Task description: Here are records with pictures in them. Copy all of them exactly and leave the pictures out.

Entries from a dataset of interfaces
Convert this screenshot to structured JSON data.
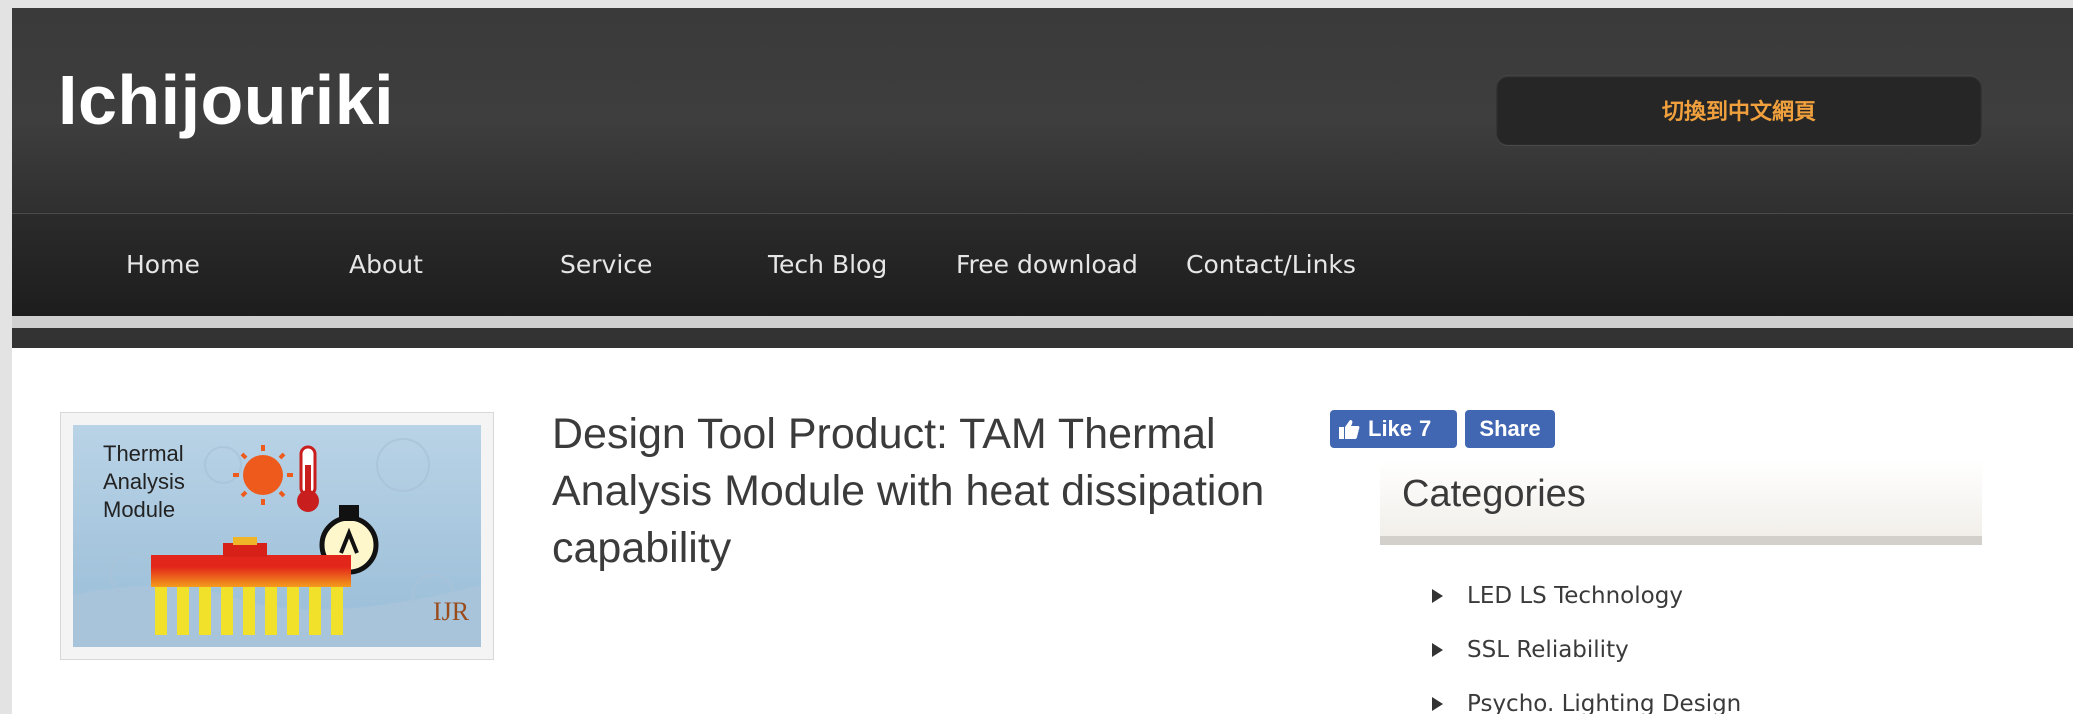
{
  "site": {
    "logo": "Ichijouriki",
    "language_button": "切換到中文網頁"
  },
  "nav": [
    {
      "label": "Home"
    },
    {
      "label": "About"
    },
    {
      "label": "Service"
    },
    {
      "label": "Tech Blog"
    },
    {
      "label": "Free download"
    },
    {
      "label": "Contact/Links"
    }
  ],
  "thumbnail": {
    "lines": [
      "Thermal",
      "Analysis",
      "Module"
    ],
    "mark": "IJR",
    "icons": [
      "sun-icon",
      "thermometer-icon",
      "light-bulb-icon",
      "heat-sink-icon"
    ]
  },
  "post": {
    "title": "Design Tool Product: TAM Thermal Analysis Module with heat dissipation capability"
  },
  "social": {
    "like_label": "Like",
    "like_count": "7",
    "share_label": "Share"
  },
  "sidebar": {
    "title": "Categories",
    "items": [
      {
        "label": "LED LS Technology"
      },
      {
        "label": "SSL Reliability"
      },
      {
        "label": "Psycho. Lighting Design"
      }
    ]
  },
  "colors": {
    "header_bg": "#3c3c3c",
    "nav_bg": "#242424",
    "accent_orange": "#f0a03c",
    "facebook_blue": "#4267b2"
  }
}
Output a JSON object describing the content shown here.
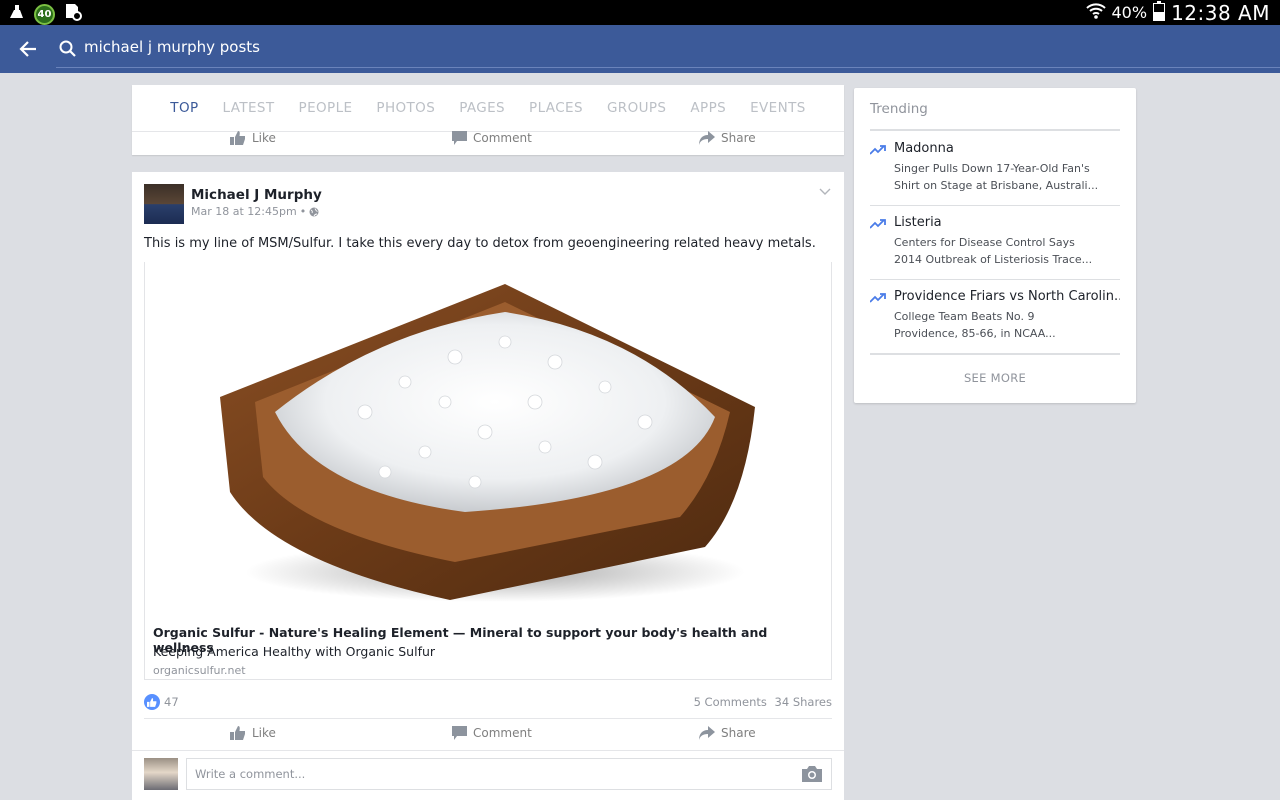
{
  "status_bar": {
    "notification_badge": "40",
    "battery_percent": "40%",
    "time": "12:38 AM"
  },
  "app_bar": {
    "search_query": "michael j murphy posts"
  },
  "tabs": [
    {
      "label": "TOP",
      "active": true
    },
    {
      "label": "LATEST",
      "active": false
    },
    {
      "label": "PEOPLE",
      "active": false
    },
    {
      "label": "PHOTOS",
      "active": false
    },
    {
      "label": "PAGES",
      "active": false
    },
    {
      "label": "PLACES",
      "active": false
    },
    {
      "label": "GROUPS",
      "active": false
    },
    {
      "label": "APPS",
      "active": false
    },
    {
      "label": "EVENTS",
      "active": false
    }
  ],
  "actions": {
    "like": "Like",
    "comment": "Comment",
    "share": "Share"
  },
  "post": {
    "author": "Michael J Murphy",
    "timestamp": "Mar 18 at 12:45pm",
    "meta_separator": "•",
    "text": "This is my line of MSM/Sulfur. I take this every day to detox from geoengineering related heavy metals.",
    "link": {
      "title": "Organic Sulfur - Nature's Healing Element — Mineral to support your body's health and wellness",
      "description": "Keeping America Healthy with Organic Sulfur",
      "domain": "organicsulfur.net"
    },
    "like_count": "47",
    "comments_count": "5 Comments",
    "shares_count": "34 Shares",
    "comment_placeholder": "Write a comment..."
  },
  "trending": {
    "header": "Trending",
    "items": [
      {
        "title": "Madonna",
        "desc_line1": "Singer Pulls Down 17-Year-Old Fan's",
        "desc_line2": "Shirt on Stage at Brisbane, Australi..."
      },
      {
        "title": "Listeria",
        "desc_line1": "Centers for Disease Control Says",
        "desc_line2": "2014 Outbreak of Listeriosis Trace..."
      },
      {
        "title": "Providence Friars vs North Carolin...",
        "desc_line1": "College Team Beats No. 9",
        "desc_line2": "Providence, 85-66, in NCAA..."
      }
    ],
    "see_more": "SEE MORE"
  },
  "colors": {
    "brand_blue": "#3c5a99",
    "trend_blue": "#4a7ce8",
    "like_blue": "#5890ff"
  },
  "icons": {
    "back": "arrow-left-icon",
    "search": "search-icon",
    "like": "thumbs-up-icon",
    "comment": "comment-bubble-icon",
    "share": "share-arrow-icon",
    "trend": "trend-arrow-icon",
    "camera": "camera-icon",
    "globe": "globe-icon",
    "chevron": "chevron-down-icon"
  }
}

Output of the exercise:
Convert this screenshot to structured JSON data.
{
  "site": {
    "logo": "Ichijouriki",
    "language_button": "切換到中文網頁"
  },
  "nav": [
    {
      "label": "Home"
    },
    {
      "label": "About"
    },
    {
      "label": "Service"
    },
    {
      "label": "Tech Blog"
    },
    {
      "label": "Free download"
    },
    {
      "label": "Contact/Links"
    }
  ],
  "thumbnail": {
    "lines": [
      "Thermal",
      "Analysis",
      "Module"
    ],
    "mark": "IJR",
    "icons": [
      "sun-icon",
      "thermometer-icon",
      "light-bulb-icon",
      "heat-sink-icon"
    ]
  },
  "post": {
    "title": "Design Tool Product: TAM Thermal Analysis Module with heat dissipation capability"
  },
  "social": {
    "like_label": "Like",
    "like_count": "7",
    "share_label": "Share"
  },
  "sidebar": {
    "title": "Categories",
    "items": [
      {
        "label": "LED LS Technology"
      },
      {
        "label": "SSL Reliability"
      },
      {
        "label": "Psycho. Lighting Design"
      }
    ]
  },
  "colors": {
    "header_bg": "#3c3c3c",
    "nav_bg": "#242424",
    "accent_orange": "#f0a03c",
    "facebook_blue": "#4267b2"
  }
}
Output a JSON object describing the content shown here.
{
  "status_bar": {
    "notification_badge": "40",
    "battery_percent": "40%",
    "time": "12:38 AM"
  },
  "app_bar": {
    "search_query": "michael j murphy posts"
  },
  "tabs": [
    {
      "label": "TOP",
      "active": true
    },
    {
      "label": "LATEST",
      "active": false
    },
    {
      "label": "PEOPLE",
      "active": false
    },
    {
      "label": "PHOTOS",
      "active": false
    },
    {
      "label": "PAGES",
      "active": false
    },
    {
      "label": "PLACES",
      "active": false
    },
    {
      "label": "GROUPS",
      "active": false
    },
    {
      "label": "APPS",
      "active": false
    },
    {
      "label": "EVENTS",
      "active": false
    }
  ],
  "actions": {
    "like": "Like",
    "comment": "Comment",
    "share": "Share"
  },
  "post": {
    "author": "Michael J Murphy",
    "timestamp": "Mar 18 at 12:45pm",
    "meta_separator": "•",
    "text": "This is my line of MSM/Sulfur. I take this every day to detox from geoengineering related heavy metals.",
    "link": {
      "title": "Organic Sulfur - Nature's Healing Element — Mineral to support your body's health and wellness",
      "description": "Keeping America Healthy with Organic Sulfur",
      "domain": "organicsulfur.net"
    },
    "like_count": "47",
    "comments_count": "5 Comments",
    "shares_count": "34 Shares",
    "comment_placeholder": "Write a comment..."
  },
  "trending": {
    "header": "Trending",
    "items": [
      {
        "title": "Madonna",
        "desc_line1": "Singer Pulls Down 17-Year-Old Fan's",
        "desc_line2": "Shirt on Stage at Brisbane, Australi..."
      },
      {
        "title": "Listeria",
        "desc_line1": "Centers for Disease Control Says",
        "desc_line2": "2014 Outbreak of Listeriosis Trace..."
      },
      {
        "title": "Providence Friars vs North Carolin...",
        "desc_line1": "College Team Beats No. 9",
        "desc_line2": "Providence, 85-66, in NCAA..."
      }
    ],
    "see_more": "SEE MORE"
  },
  "colors": {
    "brand_blue": "#3c5a99",
    "trend_blue": "#4a7ce8",
    "like_blue": "#5890ff"
  },
  "icons": {
    "back": "arrow-left-icon",
    "search": "search-icon",
    "like": "thumbs-up-icon",
    "comment": "comment-bubble-icon",
    "share": "share-arrow-icon",
    "trend": "trend-arrow-icon",
    "camera": "camera-icon",
    "globe": "globe-icon",
    "chevron": "chevron-down-icon"
  }
}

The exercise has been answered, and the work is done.